This outfit is styled with a turquoise cable knit sweater from Reiss, a printed Tory Burch scarf, grey Topshop pants and flats, an orange Aldo handbag and gold and turquoise earrings from Max & Chloe.

Outfit #5- With a deep neckline


Marc Jacobs, Photo: Livio Valerio

When they say the scarf will be the neck necklace for fall I think this is what they mean, wearing it with a deep neckline.  Clearly this approach isn’t offering any function or warmth, but some nice detail around a bare clavicle.

When I look at wearing a scarf like this I can’t help but sing the first few lines to Grease Lightening, it just looks so 50’s, but is also very Parisian and elegant.  If you’re getting tired of your necklaces, or are craving a change, filling in your vacant neckline with a scarf around the neck might feel like a nice change.

In this outfit I used a black and yellow scarf from Echo to add some color to this all black outfit consisting of a classic French Connection dress (that happens to be reversible), black pumps from BCBGeneration, black stud earrings from Stella & Dot and black and gold House of Harlow bracelet.  This scarf also gave me the opportunity to add this bold yellow handbag from Steve Madden.
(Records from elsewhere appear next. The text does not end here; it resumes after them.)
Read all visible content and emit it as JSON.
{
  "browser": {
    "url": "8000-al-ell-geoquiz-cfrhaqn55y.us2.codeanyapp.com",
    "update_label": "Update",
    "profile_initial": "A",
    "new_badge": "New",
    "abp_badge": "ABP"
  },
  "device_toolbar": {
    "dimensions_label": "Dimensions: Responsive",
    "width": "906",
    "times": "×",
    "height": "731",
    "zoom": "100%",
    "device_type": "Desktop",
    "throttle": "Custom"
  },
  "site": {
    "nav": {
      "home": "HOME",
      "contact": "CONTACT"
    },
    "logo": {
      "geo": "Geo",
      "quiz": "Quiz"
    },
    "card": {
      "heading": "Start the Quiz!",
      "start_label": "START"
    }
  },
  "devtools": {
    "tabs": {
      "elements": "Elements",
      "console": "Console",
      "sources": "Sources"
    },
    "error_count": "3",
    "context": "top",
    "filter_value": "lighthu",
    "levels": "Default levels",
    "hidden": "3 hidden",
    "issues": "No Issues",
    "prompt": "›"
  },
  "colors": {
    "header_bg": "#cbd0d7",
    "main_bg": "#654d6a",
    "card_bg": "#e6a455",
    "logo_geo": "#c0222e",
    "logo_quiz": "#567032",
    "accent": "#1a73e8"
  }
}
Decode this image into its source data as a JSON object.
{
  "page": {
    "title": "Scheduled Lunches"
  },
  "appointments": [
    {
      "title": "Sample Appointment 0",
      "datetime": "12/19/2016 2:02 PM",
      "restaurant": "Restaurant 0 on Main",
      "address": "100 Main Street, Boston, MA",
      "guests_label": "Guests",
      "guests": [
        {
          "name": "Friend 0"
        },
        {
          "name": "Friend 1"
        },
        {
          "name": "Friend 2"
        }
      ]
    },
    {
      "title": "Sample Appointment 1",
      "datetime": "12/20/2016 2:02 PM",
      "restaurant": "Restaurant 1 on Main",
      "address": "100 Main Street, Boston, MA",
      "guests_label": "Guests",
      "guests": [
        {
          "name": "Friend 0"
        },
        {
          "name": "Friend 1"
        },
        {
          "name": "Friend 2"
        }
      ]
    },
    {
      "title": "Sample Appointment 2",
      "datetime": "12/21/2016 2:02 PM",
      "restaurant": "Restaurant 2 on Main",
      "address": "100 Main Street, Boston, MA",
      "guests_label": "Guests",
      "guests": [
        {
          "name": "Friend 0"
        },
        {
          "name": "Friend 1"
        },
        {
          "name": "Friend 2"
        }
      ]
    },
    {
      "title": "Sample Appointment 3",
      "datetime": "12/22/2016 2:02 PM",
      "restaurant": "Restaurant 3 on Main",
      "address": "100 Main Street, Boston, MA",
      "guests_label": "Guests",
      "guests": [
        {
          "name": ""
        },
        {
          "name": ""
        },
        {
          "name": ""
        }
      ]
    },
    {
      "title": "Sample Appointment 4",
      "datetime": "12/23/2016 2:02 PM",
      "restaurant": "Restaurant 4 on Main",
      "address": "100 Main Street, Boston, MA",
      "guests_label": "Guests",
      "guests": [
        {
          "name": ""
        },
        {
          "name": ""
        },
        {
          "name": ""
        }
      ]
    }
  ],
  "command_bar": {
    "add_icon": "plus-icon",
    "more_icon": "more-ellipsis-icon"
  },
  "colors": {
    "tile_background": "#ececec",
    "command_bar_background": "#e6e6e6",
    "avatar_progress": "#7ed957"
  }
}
Outfit #5- Pattern Mixing


Ralph Lauren, Photo: Marcus Tondo

Plaid is definitely not a new trend, nor is the town and country look.  However, what is new to the mix is pattern mixing, particularly with florals.  Floral prints will continue to fall.  Imagine summer florals in darker, richer colors.  To mix plaid an florals takes some skill.  While this last look isn’t a new way to tie a scarf, mixing these patterns together is.

There are a few rules of thumb you can follow when mixing patterns.  First, scale is usually one of them.  To pull off pattern mixing, typically, one of the prints needs to be larger than the other.  However, when mixing plaid and florals, this isn’t necessarily the case.  Second, choosing colors that work harmoniously together.  You want to find colors equal in tone and shade.  The colors you are mixing don’t have to be exact but they should complement each other.  The last tip is just trial and error.  Often, when I am styling a client, I’ll try something out and it fails miserably.  Sometimes you just have to see if it works to be pleasantly surprised.  If two patterns work together your gut will know it.

Here is an example of this trend using a Boden tweed blazer, Diesel plaid scarf and floral Jessica Simpson top that have been paired with a pair of skinny jeans, Steve Madden boots and a cognac Frye bag.  As you can see the colors of the jacket, top and scarf all harmoniously work.  This is definitely not a look for the meek, but, for those of you looking to step out a bit, it is worth trying.

Shop for scarves

Now that you have some fresh ideas on how to wear a scarf this fall, check out these additional scarf styles from around the web.